═══ Extracted records ═══

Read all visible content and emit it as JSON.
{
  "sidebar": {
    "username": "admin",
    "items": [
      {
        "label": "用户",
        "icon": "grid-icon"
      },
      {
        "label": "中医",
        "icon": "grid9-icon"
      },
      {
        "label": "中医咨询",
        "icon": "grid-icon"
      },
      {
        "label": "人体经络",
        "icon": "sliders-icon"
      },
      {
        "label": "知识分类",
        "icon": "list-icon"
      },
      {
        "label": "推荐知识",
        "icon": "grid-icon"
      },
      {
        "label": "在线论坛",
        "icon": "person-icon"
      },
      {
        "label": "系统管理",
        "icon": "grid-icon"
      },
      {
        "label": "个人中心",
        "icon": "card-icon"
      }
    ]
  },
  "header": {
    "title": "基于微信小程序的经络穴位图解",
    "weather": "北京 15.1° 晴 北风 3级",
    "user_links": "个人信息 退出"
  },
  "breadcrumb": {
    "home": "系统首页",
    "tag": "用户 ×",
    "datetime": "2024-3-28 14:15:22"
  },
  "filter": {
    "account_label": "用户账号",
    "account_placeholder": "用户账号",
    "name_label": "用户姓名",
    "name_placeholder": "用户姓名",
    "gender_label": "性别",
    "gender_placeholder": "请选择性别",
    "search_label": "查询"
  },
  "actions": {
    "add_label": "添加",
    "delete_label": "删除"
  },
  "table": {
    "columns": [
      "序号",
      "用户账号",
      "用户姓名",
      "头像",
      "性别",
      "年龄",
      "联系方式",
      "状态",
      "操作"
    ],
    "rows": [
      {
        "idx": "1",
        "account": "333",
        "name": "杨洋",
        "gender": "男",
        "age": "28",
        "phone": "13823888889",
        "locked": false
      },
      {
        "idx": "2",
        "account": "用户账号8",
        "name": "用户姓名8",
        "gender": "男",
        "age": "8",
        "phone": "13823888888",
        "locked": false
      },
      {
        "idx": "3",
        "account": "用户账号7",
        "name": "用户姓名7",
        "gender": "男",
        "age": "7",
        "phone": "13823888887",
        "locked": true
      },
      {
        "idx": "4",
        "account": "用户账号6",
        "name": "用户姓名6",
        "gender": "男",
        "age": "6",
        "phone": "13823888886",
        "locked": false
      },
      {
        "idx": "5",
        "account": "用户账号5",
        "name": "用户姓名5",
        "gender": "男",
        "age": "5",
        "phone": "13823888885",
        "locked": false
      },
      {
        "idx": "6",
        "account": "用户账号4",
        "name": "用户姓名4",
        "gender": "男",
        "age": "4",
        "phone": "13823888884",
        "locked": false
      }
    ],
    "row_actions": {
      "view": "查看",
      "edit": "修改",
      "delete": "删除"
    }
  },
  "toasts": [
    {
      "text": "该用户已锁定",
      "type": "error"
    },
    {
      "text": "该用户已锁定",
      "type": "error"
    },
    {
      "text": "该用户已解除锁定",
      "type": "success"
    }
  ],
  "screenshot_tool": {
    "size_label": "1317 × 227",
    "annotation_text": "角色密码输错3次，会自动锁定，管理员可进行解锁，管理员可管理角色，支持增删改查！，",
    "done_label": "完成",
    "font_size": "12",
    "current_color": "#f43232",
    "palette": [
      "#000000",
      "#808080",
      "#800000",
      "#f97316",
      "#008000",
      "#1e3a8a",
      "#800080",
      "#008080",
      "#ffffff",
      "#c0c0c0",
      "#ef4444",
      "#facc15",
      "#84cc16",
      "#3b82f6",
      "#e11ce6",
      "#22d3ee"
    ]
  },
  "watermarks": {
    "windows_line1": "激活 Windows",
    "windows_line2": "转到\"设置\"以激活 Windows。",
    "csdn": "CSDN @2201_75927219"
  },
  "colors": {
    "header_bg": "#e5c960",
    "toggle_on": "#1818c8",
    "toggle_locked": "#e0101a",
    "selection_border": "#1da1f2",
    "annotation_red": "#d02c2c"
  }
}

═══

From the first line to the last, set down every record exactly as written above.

Read all visible content and emit it as JSON.
{
  "sidebar": {
    "username": "admin",
    "items": [
      {
        "label": "用户",
        "icon": "grid-icon"
      },
      {
        "label": "中医",
        "icon": "grid9-icon"
      },
      {
        "label": "中医咨询",
        "icon": "grid-icon"
      },
      {
        "label": "人体经络",
        "icon": "sliders-icon"
      },
      {
        "label": "知识分类",
        "icon": "list-icon"
      },
      {
        "label": "推荐知识",
        "icon": "grid-icon"
      },
      {
        "label": "在线论坛",
        "icon": "person-icon"
      },
      {
        "label": "系统管理",
        "icon": "grid-icon"
      },
      {
        "label": "个人中心",
        "icon": "card-icon"
      }
    ]
  },
  "header": {
    "title": "基于微信小程序的经络穴位图解",
    "weather": "北京 15.1° 晴 北风 3级",
    "user_links": "个人信息 退出"
  },
  "breadcrumb": {
    "home": "系统首页",
    "tag": "用户 ×",
    "datetime": "2024-3-28 14:15:22"
  },
  "filter": {
    "account_label": "用户账号",
    "account_placeholder": "用户账号",
    "name_label": "用户姓名",
    "name_placeholder": "用户姓名",
    "gender_label": "性别",
    "gender_placeholder": "请选择性别",
    "search_label": "查询"
  },
  "actions": {
    "add_label": "添加",
    "delete_label": "删除"
  },
  "table": {
    "columns": [
      "序号",
      "用户账号",
      "用户姓名",
      "头像",
      "性别",
      "年龄",
      "联系方式",
      "状态",
      "操作"
    ],
    "rows": [
      {
        "idx": "1",
        "account": "333",
        "name": "杨洋",
        "gender": "男",
        "age": "28",
        "phone": "13823888889",
        "locked": false
      },
      {
        "idx": "2",
        "account": "用户账号8",
        "name": "用户姓名8",
        "gender": "男",
        "age": "8",
        "phone": "13823888888",
        "locked": false
      },
      {
        "idx": "3",
        "account": "用户账号7",
        "name": "用户姓名7",
        "gender": "男",
        "age": "7",
        "phone": "13823888887",
        "locked": true
      },
      {
        "idx": "4",
        "account": "用户账号6",
        "name": "用户姓名6",
        "gender": "男",
        "age": "6",
        "phone": "13823888886",
        "locked": false
      },
      {
        "idx": "5",
        "account": "用户账号5",
        "name": "用户姓名5",
        "gender": "男",
        "age": "5",
        "phone": "13823888885",
        "locked": false
      },
      {
        "idx": "6",
        "account": "用户账号4",
        "name": "用户姓名4",
        "gender": "男",
        "age": "4",
        "phone": "13823888884",
        "locked": false
      }
    ],
    "row_actions": {
      "view": "查看",
      "edit": "修改",
      "delete": "删除"
    }
  },
  "toasts": [
    {
      "text": "该用户已锁定",
      "type": "error"
    },
    {
      "text": "该用户已锁定",
      "type": "error"
    },
    {
      "text": "该用户已解除锁定",
      "type": "success"
    }
  ],
  "screenshot_tool": {
    "size_label": "1317 × 227",
    "annotation_text": "角色密码输错3次，会自动锁定，管理员可进行解锁，管理员可管理角色，支持增删改查！，",
    "done_label": "完成",
    "font_size": "12",
    "current_color": "#f43232",
    "palette": [
      "#000000",
      "#808080",
      "#800000",
      "#f97316",
      "#008000",
      "#1e3a8a",
      "#800080",
      "#008080",
      "#ffffff",
      "#c0c0c0",
      "#ef4444",
      "#facc15",
      "#84cc16",
      "#3b82f6",
      "#e11ce6",
      "#22d3ee"
    ]
  },
  "watermarks": {
    "windows_line1": "激活 Windows",
    "windows_line2": "转到\"设置\"以激活 Windows。",
    "csdn": "CSDN @2201_75927219"
  },
  "colors": {
    "header_bg": "#e5c960",
    "toggle_on": "#1818c8",
    "toggle_locked": "#e0101a",
    "selection_border": "#1da1f2",
    "annotation_red": "#d02c2c"
  }
}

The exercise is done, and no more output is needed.